*** Opening Given records ***

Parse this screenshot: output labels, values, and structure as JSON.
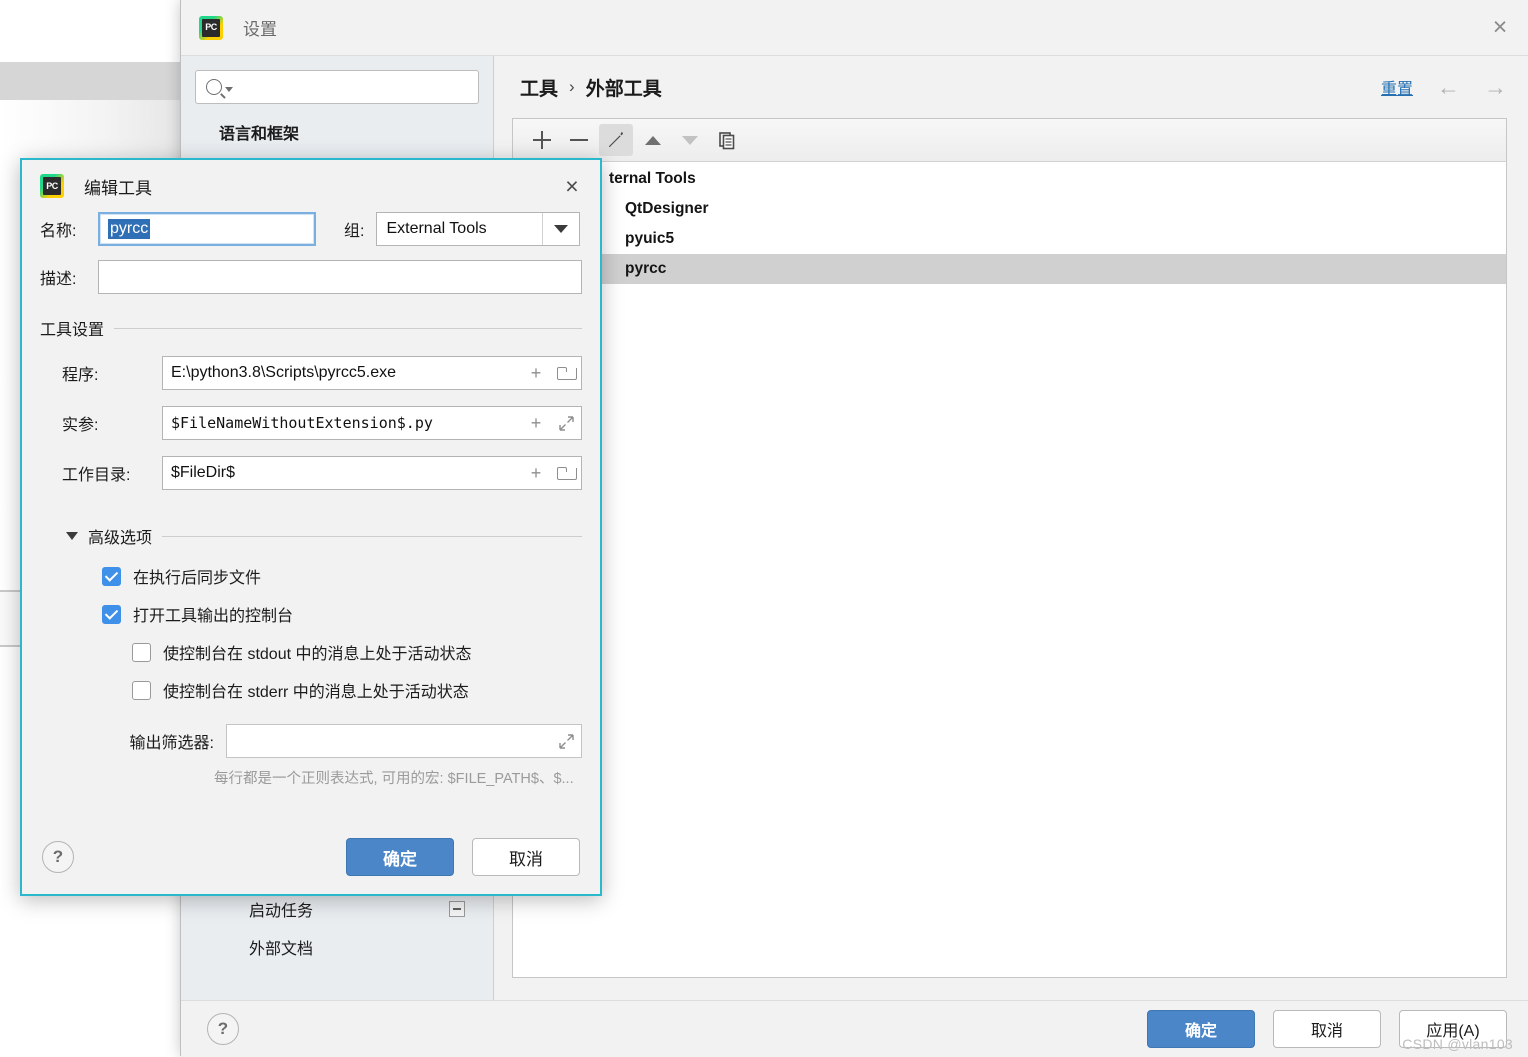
{
  "settings_window": {
    "title": "设置",
    "logo_text": "PC",
    "close_icon": "×",
    "search": {
      "value": "",
      "placeholder": ""
    },
    "sidebar": {
      "heading": "语言和框架",
      "bottom_items": [
        {
          "label": "启动任务",
          "has_collapse_box": true
        },
        {
          "label": "外部文档",
          "has_collapse_box": false
        }
      ]
    },
    "breadcrumb": {
      "root": "工具",
      "separator": "›",
      "leaf": "外部工具"
    },
    "reset_label": "重置",
    "nav_back": "←",
    "nav_forward": "→",
    "toolbar": {
      "add": "+",
      "remove": "−",
      "edit": "pencil",
      "move_up": "▲",
      "move_down": "▼",
      "copy": "copy"
    },
    "tools_tree": [
      {
        "label": "ternal Tools",
        "level": 0,
        "selected": false
      },
      {
        "label": "QtDesigner",
        "level": 1,
        "selected": false
      },
      {
        "label": "pyuic5",
        "level": 1,
        "selected": false
      },
      {
        "label": "pyrcc",
        "level": 1,
        "selected": true
      }
    ],
    "help_label": "?",
    "footer_buttons": [
      {
        "label": "确定",
        "primary": true
      },
      {
        "label": "取消",
        "primary": false
      },
      {
        "label": "应用(A)",
        "primary": false
      }
    ],
    "watermark": "CSDN @vlan103"
  },
  "edit_dialog": {
    "title": "编辑工具",
    "logo_text": "PC",
    "close_icon": "×",
    "name_label": "名称:",
    "name_value": "pyrcc",
    "group_label": "组:",
    "group_value": "External Tools",
    "description_label": "描述:",
    "description_value": "",
    "tool_settings_title": "工具设置",
    "settings": [
      {
        "label": "程序:",
        "value": "E:\\python3.8\\Scripts\\pyrcc5.exe",
        "mono": false,
        "trailing_icon": "folder"
      },
      {
        "label": "实参:",
        "value": "$FileNameWithoutExtension$.py",
        "mono": true,
        "trailing_icon": "expand"
      },
      {
        "label": "工作目录:",
        "value": "$FileDir$",
        "mono": false,
        "trailing_icon": "folder"
      }
    ],
    "advanced_title": "高级选项",
    "checkboxes": [
      {
        "label": "在执行后同步文件",
        "checked": true,
        "indent": false
      },
      {
        "label": "打开工具输出的控制台",
        "checked": true,
        "indent": false
      },
      {
        "label": "使控制台在 stdout 中的消息上处于活动状态",
        "checked": false,
        "indent": true
      },
      {
        "label": "使控制台在 stderr 中的消息上处于活动状态",
        "checked": false,
        "indent": true
      }
    ],
    "output_filter_label": "输出筛选器:",
    "output_filter_value": "",
    "hint": "每行都是一个正则表达式, 可用的宏: $FILE_PATH$、$...",
    "help_label": "?",
    "buttons": [
      {
        "label": "确定",
        "primary": true
      },
      {
        "label": "取消",
        "primary": false
      }
    ]
  },
  "colors": {
    "accent_blue": "#4a86c8",
    "link_blue": "#2470b3",
    "dialog_border_teal": "#29b8cc",
    "selection_blue": "#2f6fb5",
    "checkbox_blue": "#3f90e8",
    "row_selected_gray": "#d0d0d0"
  }
}
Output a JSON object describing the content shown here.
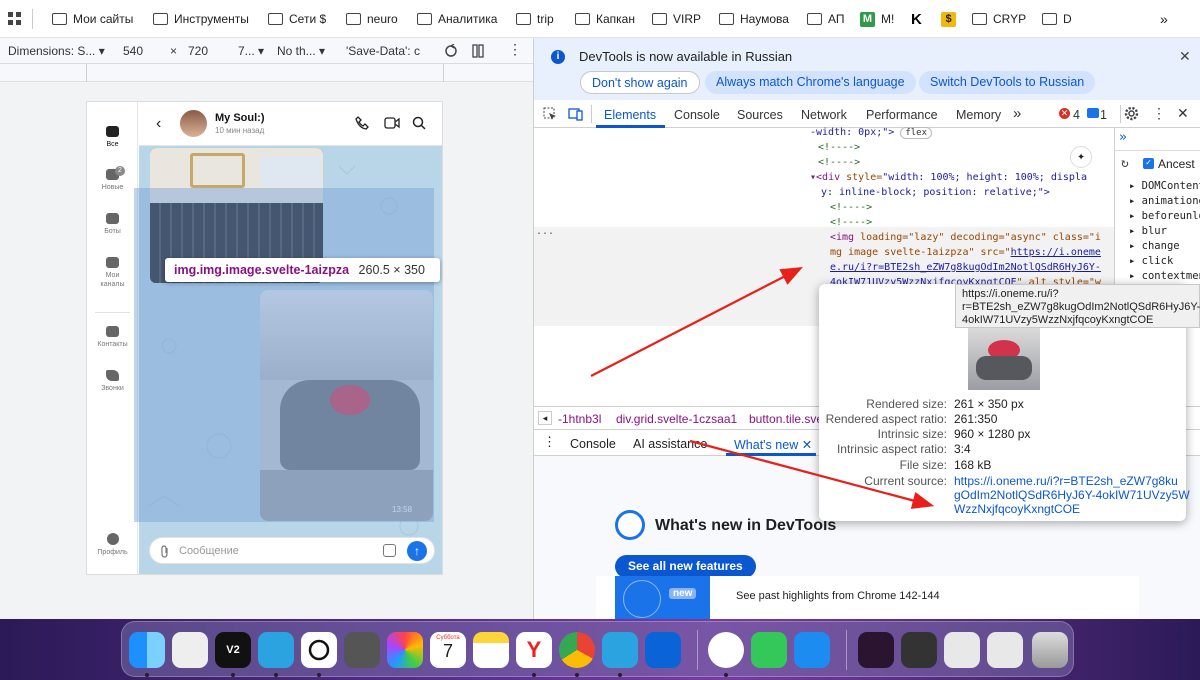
{
  "bookmarks": {
    "items": [
      "Мои сайты",
      "Инструменты",
      "Сети $",
      "neuro",
      "Аналитика",
      "trip",
      "Капкан",
      "VIRP",
      "Наумова",
      "АП",
      "M!",
      "",
      "",
      "CRYP",
      "D"
    ]
  },
  "device_toolbar": {
    "dimensions": "Dimensions: S...",
    "width": "540",
    "times": "×",
    "height": "720",
    "dpr": "7...",
    "throttle": "No th...",
    "save_data": "'Save-Data': c"
  },
  "phone": {
    "contact_name": "My Soul:)",
    "last_seen": "10 мин назад",
    "nav": {
      "all": "Все",
      "new": "Новые",
      "new_badge": "2",
      "bots": "Боты",
      "channels_1": "Мои",
      "channels_2": "каналы",
      "contacts": "Контакты",
      "calls": "Звонки",
      "profile": "Профиль"
    },
    "message_time": "13:58",
    "compose_placeholder": "Сообщение"
  },
  "element_tooltip": {
    "selector": "img.img.image.svelte-1aizpza",
    "size": "260.5 × 350"
  },
  "devtools": {
    "infobar": {
      "message": "DevTools is now available in Russian",
      "btn_dont_show": "Don't show again",
      "btn_match": "Always match Chrome's language",
      "btn_switch": "Switch DevTools to Russian"
    },
    "tabs": [
      "Elements",
      "Console",
      "Sources",
      "Network",
      "Performance",
      "Memory"
    ],
    "errors": "4",
    "messages": "1",
    "tree": {
      "l1": "-width: 0px;\">",
      "flex": "flex",
      "l2": "<!---->",
      "l3": "<!---->",
      "l4a": "<div ",
      "l4b": "style=",
      "l4c": "\"width: 100%; height: 100%; displa",
      "l5": "y: inline-block; position: relative;\">",
      "l6": "<!---->",
      "l7": "<!---->",
      "l8a": "<img ",
      "l8b": "loading=\"lazy\" decoding=\"async\" class=\"i",
      "l9": "mg image svelte-1aizpza\" src=\"",
      "l9b": "https://i.oneme",
      "l10": "e.ru/i?r=BTE2sh_eZW7g8kugOdIm2NotlQSdR6HyJ6Y-",
      "l11": "4okIW71UVzy5WzzNxjfqcoyKxngtCOE",
      "l11b": "\" alt style=\"w",
      "dots": "..."
    },
    "breadcrumb": [
      "-1htnb3l",
      "div.grid.svelte-1czsaa1",
      "button.tile.sve"
    ],
    "drawer_tabs": [
      "Console",
      "AI assistance",
      "What's new"
    ],
    "whats_new": {
      "title": "What's new in DevTools",
      "see_all": "See all new features",
      "badge": "new",
      "highlights": "See past highlights from Chrome 142-144"
    },
    "sidebar": {
      "ancestors": "Ancest",
      "events": [
        "DOMContent",
        "animatione",
        "beforeunlo",
        "blur",
        "change",
        "click",
        "contextmen"
      ]
    },
    "image_popup": {
      "rendered_size_label": "Rendered size:",
      "rendered_size": "261 × 350 px",
      "aspect_label": "Rendered aspect ratio:",
      "aspect": "261:350",
      "intrinsic_label": "Intrinsic size:",
      "intrinsic": "960 × 1280 px",
      "intrinsic_aspect_label": "Intrinsic aspect ratio:",
      "intrinsic_aspect": "3:4",
      "file_size_label": "File size:",
      "file_size": "168 kB",
      "source_label": "Current source:",
      "source_1": "https://i.oneme.ru/i?r=BTE2sh_eZW7g8ku",
      "source_2": "gOdIm2NotlQSdR6HyJ6Y-4okIW71UVzy5W",
      "source_3": "WzzNxjfqcoyKxngtCOE"
    },
    "url_tooltip": {
      "line1": "https://i.oneme.ru/i?",
      "line2": "r=BTE2sh_eZW7g8kugOdIm2NotlQSdR6HyJ6Y-",
      "line3": "4okIW71UVzy5WzzNxjfqcoyKxngtCOE"
    }
  },
  "dock": {
    "calendar_day": "Суббота",
    "calendar_date": "7",
    "v2": "V2"
  },
  "colors": {
    "accent": "#0b57d0",
    "arrow": "#e8201a",
    "chat_bg": "#b9d6e8",
    "highlight": "#78a0d7"
  }
}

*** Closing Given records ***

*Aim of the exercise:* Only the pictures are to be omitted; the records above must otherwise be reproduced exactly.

*Exercise response:*
Parse this screenshot: output labels, values, and structure as JSON.
{
  "settings_window": {
    "title": "设置",
    "logo_text": "PC",
    "close_icon": "×",
    "search": {
      "value": "",
      "placeholder": ""
    },
    "sidebar": {
      "heading": "语言和框架",
      "bottom_items": [
        {
          "label": "启动任务",
          "has_collapse_box": true
        },
        {
          "label": "外部文档",
          "has_collapse_box": false
        }
      ]
    },
    "breadcrumb": {
      "root": "工具",
      "separator": "›",
      "leaf": "外部工具"
    },
    "reset_label": "重置",
    "nav_back": "←",
    "nav_forward": "→",
    "toolbar": {
      "add": "+",
      "remove": "−",
      "edit": "pencil",
      "move_up": "▲",
      "move_down": "▼",
      "copy": "copy"
    },
    "tools_tree": [
      {
        "label": "ternal Tools",
        "level": 0,
        "selected": false
      },
      {
        "label": "QtDesigner",
        "level": 1,
        "selected": false
      },
      {
        "label": "pyuic5",
        "level": 1,
        "selected": false
      },
      {
        "label": "pyrcc",
        "level": 1,
        "selected": true
      }
    ],
    "help_label": "?",
    "footer_buttons": [
      {
        "label": "确定",
        "primary": true
      },
      {
        "label": "取消",
        "primary": false
      },
      {
        "label": "应用(A)",
        "primary": false
      }
    ],
    "watermark": "CSDN @vlan103"
  },
  "edit_dialog": {
    "title": "编辑工具",
    "logo_text": "PC",
    "close_icon": "×",
    "name_label": "名称:",
    "name_value": "pyrcc",
    "group_label": "组:",
    "group_value": "External Tools",
    "description_label": "描述:",
    "description_value": "",
    "tool_settings_title": "工具设置",
    "settings": [
      {
        "label": "程序:",
        "value": "E:\\python3.8\\Scripts\\pyrcc5.exe",
        "mono": false,
        "trailing_icon": "folder"
      },
      {
        "label": "实参:",
        "value": "$FileNameWithoutExtension$.py",
        "mono": true,
        "trailing_icon": "expand"
      },
      {
        "label": "工作目录:",
        "value": "$FileDir$",
        "mono": false,
        "trailing_icon": "folder"
      }
    ],
    "advanced_title": "高级选项",
    "checkboxes": [
      {
        "label": "在执行后同步文件",
        "checked": true,
        "indent": false
      },
      {
        "label": "打开工具输出的控制台",
        "checked": true,
        "indent": false
      },
      {
        "label": "使控制台在 stdout 中的消息上处于活动状态",
        "checked": false,
        "indent": true
      },
      {
        "label": "使控制台在 stderr 中的消息上处于活动状态",
        "checked": false,
        "indent": true
      }
    ],
    "output_filter_label": "输出筛选器:",
    "output_filter_value": "",
    "hint": "每行都是一个正则表达式, 可用的宏: $FILE_PATH$、$...",
    "help_label": "?",
    "buttons": [
      {
        "label": "确定",
        "primary": true
      },
      {
        "label": "取消",
        "primary": false
      }
    ]
  },
  "colors": {
    "accent_blue": "#4a86c8",
    "link_blue": "#2470b3",
    "dialog_border_teal": "#29b8cc",
    "selection_blue": "#2f6fb5",
    "checkbox_blue": "#3f90e8",
    "row_selected_gray": "#d0d0d0"
  }
}
Output a JSON object describing the content shown here.
{
  "bookmarks": {
    "items": [
      "Мои сайты",
      "Инструменты",
      "Сети $",
      "neuro",
      "Аналитика",
      "trip",
      "Капкан",
      "VIRP",
      "Наумова",
      "АП",
      "M!",
      "",
      "",
      "CRYP",
      "D"
    ]
  },
  "device_toolbar": {
    "dimensions": "Dimensions: S...",
    "width": "540",
    "times": "×",
    "height": "720",
    "dpr": "7...",
    "throttle": "No th...",
    "save_data": "'Save-Data': c"
  },
  "phone": {
    "contact_name": "My Soul:)",
    "last_seen": "10 мин назад",
    "nav": {
      "all": "Все",
      "new": "Новые",
      "new_badge": "2",
      "bots": "Боты",
      "channels_1": "Мои",
      "channels_2": "каналы",
      "contacts": "Контакты",
      "calls": "Звонки",
      "profile": "Профиль"
    },
    "message_time": "13:58",
    "compose_placeholder": "Сообщение"
  },
  "element_tooltip": {
    "selector": "img.img.image.svelte-1aizpza",
    "size": "260.5 × 350"
  },
  "devtools": {
    "infobar": {
      "message": "DevTools is now available in Russian",
      "btn_dont_show": "Don't show again",
      "btn_match": "Always match Chrome's language",
      "btn_switch": "Switch DevTools to Russian"
    },
    "tabs": [
      "Elements",
      "Console",
      "Sources",
      "Network",
      "Performance",
      "Memory"
    ],
    "errors": "4",
    "messages": "1",
    "tree": {
      "l1": "-width: 0px;\">",
      "flex": "flex",
      "l2": "<!---->",
      "l3": "<!---->",
      "l4a": "<div ",
      "l4b": "style=",
      "l4c": "\"width: 100%; height: 100%; displa",
      "l5": "y: inline-block; position: relative;\">",
      "l6": "<!---->",
      "l7": "<!---->",
      "l8a": "<img ",
      "l8b": "loading=\"lazy\" decoding=\"async\" class=\"i",
      "l9": "mg image svelte-1aizpza\" src=\"",
      "l9b": "https://i.oneme",
      "l10": "e.ru/i?r=BTE2sh_eZW7g8kugOdIm2NotlQSdR6HyJ6Y-",
      "l11": "4okIW71UVzy5WzzNxjfqcoyKxngtCOE",
      "l11b": "\" alt style=\"w",
      "dots": "..."
    },
    "breadcrumb": [
      "-1htnb3l",
      "div.grid.svelte-1czsaa1",
      "button.tile.sve"
    ],
    "drawer_tabs": [
      "Console",
      "AI assistance",
      "What's new"
    ],
    "whats_new": {
      "title": "What's new in DevTools",
      "see_all": "See all new features",
      "badge": "new",
      "highlights": "See past highlights from Chrome 142-144"
    },
    "sidebar": {
      "ancestors": "Ancest",
      "events": [
        "DOMContent",
        "animatione",
        "beforeunlo",
        "blur",
        "change",
        "click",
        "contextmen"
      ]
    },
    "image_popup": {
      "rendered_size_label": "Rendered size:",
      "rendered_size": "261 × 350 px",
      "aspect_label": "Rendered aspect ratio:",
      "aspect": "261:350",
      "intrinsic_label": "Intrinsic size:",
      "intrinsic": "960 × 1280 px",
      "intrinsic_aspect_label": "Intrinsic aspect ratio:",
      "intrinsic_aspect": "3:4",
      "file_size_label": "File size:",
      "file_size": "168 kB",
      "source_label": "Current source:",
      "source_1": "https://i.oneme.ru/i?r=BTE2sh_eZW7g8ku",
      "source_2": "gOdIm2NotlQSdR6HyJ6Y-4okIW71UVzy5W",
      "source_3": "WzzNxjfqcoyKxngtCOE"
    },
    "url_tooltip": {
      "line1": "https://i.oneme.ru/i?",
      "line2": "r=BTE2sh_eZW7g8kugOdIm2NotlQSdR6HyJ6Y-",
      "line3": "4okIW71UVzy5WzzNxjfqcoyKxngtCOE"
    }
  },
  "dock": {
    "calendar_day": "Суббота",
    "calendar_date": "7",
    "v2": "V2"
  },
  "colors": {
    "accent": "#0b57d0",
    "arrow": "#e8201a",
    "chat_bg": "#b9d6e8",
    "highlight": "#78a0d7"
  }
}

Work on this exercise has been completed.